You might be thinking it’s cannibalistic for Koi to eat sardines. However, they’re actually a healthy Koi snack to serve in the summer. Thawed, chopped, frozen sardines are from salt water, which means they’re less likely to carry parasites applicable to Koi. However, feed in moderation.
Big fish will take mandarin orange segments right out of your hand! It’s a great party trick to impress your friends and family. Larger seedless oranges can be cut into quarters and fed to the fish, as well.
What child wouldn’t love to share some of their cereal with pond fish? Cheerios are low residue and low nitrogen. We’ve found that Koi tend to prefer Honey Nut Cheerios.
Okay, so you probably don’t serve worms at your dinner table, but nevertheless your Koi will enjoy earthworms, Georgia reds, night crawlers, pinks, and others. Fresh, active earthworms are well accepted and safe, and when the first Koi takes a bite, the rest will quickly catch on.
Nutritionally invisible, but perhaps the least messy of greens for the fish to munch on. Don’t bother with iceberg lettuce. Get the darkest romaine you can find and cut it into six-inch long thin strips.
Koi like watermelon, but not as much as grapefruit. It doesn’t supply a lot of nutrition so keep this snack to a minimum.
What Kind of Pond Maintenance Do You Want to Do?
Most people are resigned to the maintenance that a lawn requires: watering, mowing, edging, fertilizing, dethatching, etc. It’s the urban version of slavery, if you ask us, but that’s another subject for another blog.
So, are you the type of person that would enjoy messing around with and adjusting things daily on your pond? Or are you the person who wants to come home from work, pop a top, and just chill next to your water feature? This is really the first question you need to ask yourself when deciding what kind of pond or water feature you want in your yard – exactly what kind of maintenance do you want to do?
“I like fiddling around with my water chemistry and adjusting my filters daily. I don’t mind back-washing often, or the need to drain & clean more than once a year. I enjoy the challenge and that part of the hobby.” Then you will be completely comfortable with many of the products on the market! Most high-pressure filtration systems need constant checking, adjustment, back-washing, etc. And playing with water chemistry can be a daily task. This is not a bad thing – many people do enjoy that. But The Pond Gnome doesn’t build those kinds of ponds, so you’ll need to find a contractor that’s a better fit for your hobby.

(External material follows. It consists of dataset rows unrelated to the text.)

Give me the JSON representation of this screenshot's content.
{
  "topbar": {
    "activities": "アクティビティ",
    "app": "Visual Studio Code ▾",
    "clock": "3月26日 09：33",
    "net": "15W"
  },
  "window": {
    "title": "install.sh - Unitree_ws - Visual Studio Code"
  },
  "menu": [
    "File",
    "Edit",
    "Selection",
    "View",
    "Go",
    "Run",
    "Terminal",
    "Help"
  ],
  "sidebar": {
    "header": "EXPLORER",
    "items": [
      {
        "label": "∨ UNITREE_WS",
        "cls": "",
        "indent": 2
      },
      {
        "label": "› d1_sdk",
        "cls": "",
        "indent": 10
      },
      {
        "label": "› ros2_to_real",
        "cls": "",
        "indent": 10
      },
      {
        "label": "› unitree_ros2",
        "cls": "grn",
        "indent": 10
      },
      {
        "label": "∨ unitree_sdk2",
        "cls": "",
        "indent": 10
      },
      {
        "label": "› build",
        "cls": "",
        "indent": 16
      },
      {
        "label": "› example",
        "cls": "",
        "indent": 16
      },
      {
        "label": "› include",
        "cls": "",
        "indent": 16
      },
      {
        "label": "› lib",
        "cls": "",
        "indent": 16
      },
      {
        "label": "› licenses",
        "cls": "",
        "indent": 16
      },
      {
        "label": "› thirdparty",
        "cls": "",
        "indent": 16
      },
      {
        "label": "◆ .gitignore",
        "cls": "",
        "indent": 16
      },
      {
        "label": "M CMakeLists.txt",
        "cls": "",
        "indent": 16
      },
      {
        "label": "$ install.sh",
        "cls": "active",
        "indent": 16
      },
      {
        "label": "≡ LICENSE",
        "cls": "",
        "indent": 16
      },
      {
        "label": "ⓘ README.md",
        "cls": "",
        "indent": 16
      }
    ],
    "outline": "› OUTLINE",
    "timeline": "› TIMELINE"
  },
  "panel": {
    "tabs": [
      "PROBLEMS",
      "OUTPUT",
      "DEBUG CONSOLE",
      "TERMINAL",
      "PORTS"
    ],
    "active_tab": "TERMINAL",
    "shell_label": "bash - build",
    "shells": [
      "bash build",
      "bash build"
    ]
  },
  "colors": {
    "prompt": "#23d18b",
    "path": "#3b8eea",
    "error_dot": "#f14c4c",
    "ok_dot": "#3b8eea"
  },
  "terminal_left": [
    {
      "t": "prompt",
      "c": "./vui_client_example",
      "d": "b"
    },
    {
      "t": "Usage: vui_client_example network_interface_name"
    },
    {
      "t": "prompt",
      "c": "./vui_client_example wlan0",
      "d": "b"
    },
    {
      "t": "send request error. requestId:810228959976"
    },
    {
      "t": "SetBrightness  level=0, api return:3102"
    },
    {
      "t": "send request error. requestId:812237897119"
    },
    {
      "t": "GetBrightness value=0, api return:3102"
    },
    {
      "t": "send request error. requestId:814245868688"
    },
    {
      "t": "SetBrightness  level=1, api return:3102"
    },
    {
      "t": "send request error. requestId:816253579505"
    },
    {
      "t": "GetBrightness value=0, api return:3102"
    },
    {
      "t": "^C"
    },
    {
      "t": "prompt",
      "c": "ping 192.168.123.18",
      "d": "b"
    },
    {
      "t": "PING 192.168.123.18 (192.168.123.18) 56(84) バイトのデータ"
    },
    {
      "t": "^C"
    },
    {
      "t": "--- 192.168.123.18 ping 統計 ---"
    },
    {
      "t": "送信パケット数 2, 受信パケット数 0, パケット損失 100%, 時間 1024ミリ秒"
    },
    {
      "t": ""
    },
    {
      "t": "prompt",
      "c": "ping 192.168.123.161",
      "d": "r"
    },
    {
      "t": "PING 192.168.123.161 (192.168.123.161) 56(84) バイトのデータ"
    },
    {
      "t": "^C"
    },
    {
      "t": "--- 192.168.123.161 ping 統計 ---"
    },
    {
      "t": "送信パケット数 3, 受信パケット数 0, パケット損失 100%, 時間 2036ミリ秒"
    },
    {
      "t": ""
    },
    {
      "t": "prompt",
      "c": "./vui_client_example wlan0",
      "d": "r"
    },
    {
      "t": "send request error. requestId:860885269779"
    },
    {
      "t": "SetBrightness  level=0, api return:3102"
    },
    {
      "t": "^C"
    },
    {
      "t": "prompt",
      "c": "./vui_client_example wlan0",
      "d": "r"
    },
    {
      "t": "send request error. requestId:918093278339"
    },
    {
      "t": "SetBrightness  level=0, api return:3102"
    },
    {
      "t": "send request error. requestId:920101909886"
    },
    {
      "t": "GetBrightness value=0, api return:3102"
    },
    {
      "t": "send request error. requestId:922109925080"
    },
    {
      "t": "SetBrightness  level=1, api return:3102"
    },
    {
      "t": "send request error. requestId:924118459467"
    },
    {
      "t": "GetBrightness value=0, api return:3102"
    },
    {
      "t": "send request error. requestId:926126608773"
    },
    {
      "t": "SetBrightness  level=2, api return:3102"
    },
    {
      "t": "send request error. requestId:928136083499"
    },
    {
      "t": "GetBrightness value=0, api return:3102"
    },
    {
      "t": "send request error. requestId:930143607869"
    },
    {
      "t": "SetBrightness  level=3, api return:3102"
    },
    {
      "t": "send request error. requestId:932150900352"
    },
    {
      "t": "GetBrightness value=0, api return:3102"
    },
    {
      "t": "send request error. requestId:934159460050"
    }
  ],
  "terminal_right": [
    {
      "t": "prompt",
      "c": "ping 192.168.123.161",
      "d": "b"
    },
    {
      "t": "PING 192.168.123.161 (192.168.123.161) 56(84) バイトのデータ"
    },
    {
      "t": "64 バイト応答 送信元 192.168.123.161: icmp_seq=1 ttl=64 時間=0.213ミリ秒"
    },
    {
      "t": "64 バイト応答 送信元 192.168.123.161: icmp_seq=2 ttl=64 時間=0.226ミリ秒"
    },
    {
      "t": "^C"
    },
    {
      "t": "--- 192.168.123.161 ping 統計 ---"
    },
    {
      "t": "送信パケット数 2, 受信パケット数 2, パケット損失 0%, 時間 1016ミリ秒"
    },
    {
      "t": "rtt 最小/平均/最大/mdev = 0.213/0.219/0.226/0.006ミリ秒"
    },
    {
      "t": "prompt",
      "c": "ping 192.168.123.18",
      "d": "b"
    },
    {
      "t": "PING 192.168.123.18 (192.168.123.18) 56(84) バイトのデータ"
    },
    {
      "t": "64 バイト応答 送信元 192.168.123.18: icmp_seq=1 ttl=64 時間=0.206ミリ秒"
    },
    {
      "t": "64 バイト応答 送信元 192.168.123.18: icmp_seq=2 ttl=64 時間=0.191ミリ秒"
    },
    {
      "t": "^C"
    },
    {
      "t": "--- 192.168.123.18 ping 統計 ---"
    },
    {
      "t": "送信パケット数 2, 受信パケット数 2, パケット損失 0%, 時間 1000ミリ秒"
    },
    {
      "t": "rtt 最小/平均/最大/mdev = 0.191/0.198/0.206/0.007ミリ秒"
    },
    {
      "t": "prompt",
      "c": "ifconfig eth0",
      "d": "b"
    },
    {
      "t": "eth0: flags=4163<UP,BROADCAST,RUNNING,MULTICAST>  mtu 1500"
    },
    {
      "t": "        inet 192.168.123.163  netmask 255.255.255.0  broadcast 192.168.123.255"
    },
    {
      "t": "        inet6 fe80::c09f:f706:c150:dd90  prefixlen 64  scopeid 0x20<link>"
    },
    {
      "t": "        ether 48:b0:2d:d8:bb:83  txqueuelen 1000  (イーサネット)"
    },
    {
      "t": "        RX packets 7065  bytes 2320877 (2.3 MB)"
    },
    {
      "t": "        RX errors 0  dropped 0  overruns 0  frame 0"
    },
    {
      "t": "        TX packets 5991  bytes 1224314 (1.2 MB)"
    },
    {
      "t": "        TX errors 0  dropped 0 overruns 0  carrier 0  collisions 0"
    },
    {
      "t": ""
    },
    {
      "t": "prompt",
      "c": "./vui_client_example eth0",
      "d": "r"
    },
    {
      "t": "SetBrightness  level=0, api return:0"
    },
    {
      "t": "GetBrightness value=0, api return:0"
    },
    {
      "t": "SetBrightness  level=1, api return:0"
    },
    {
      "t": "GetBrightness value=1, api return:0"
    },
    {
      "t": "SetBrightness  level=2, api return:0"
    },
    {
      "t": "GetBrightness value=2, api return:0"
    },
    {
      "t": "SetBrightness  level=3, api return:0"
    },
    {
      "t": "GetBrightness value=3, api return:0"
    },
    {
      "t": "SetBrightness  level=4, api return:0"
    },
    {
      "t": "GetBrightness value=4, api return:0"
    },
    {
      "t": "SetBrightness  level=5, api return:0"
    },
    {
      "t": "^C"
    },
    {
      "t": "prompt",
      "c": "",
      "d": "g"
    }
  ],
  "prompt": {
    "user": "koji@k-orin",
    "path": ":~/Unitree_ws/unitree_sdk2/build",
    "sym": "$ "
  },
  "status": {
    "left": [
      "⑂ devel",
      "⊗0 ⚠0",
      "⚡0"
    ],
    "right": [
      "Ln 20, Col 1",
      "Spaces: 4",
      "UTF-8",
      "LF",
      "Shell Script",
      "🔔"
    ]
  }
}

“I just want to come home at the end of a long day, kick off my shoes, grab a cocktail, and put my feet up. I want to have crystal clear water so I can see my fish dancing in the water. I also want to see beautiful lush aquatic plants and watch dragonflies flitting around my yard. Maybe even hear the occasional frog croak.” Then you want a low maintenance ecosystem pond or water feature with filtration that mostly takes care of itself and works with Mother Nature’s formula. This maintenance will cost you about 10 minutes of your precious time per week, and reward you with hours upon hours of enjoyment.
Here’s a short (fairly short) rant by the Arizona Pond Guy that speaks to this subject:
OTHER ARTICLES YOU MIGHT ENJOY:
HEALTHY POND FILTRATION
SIX PONDS FOR THE PRICE OF ONE
EXPECTATIONS OF AN ECOSYSTEM POND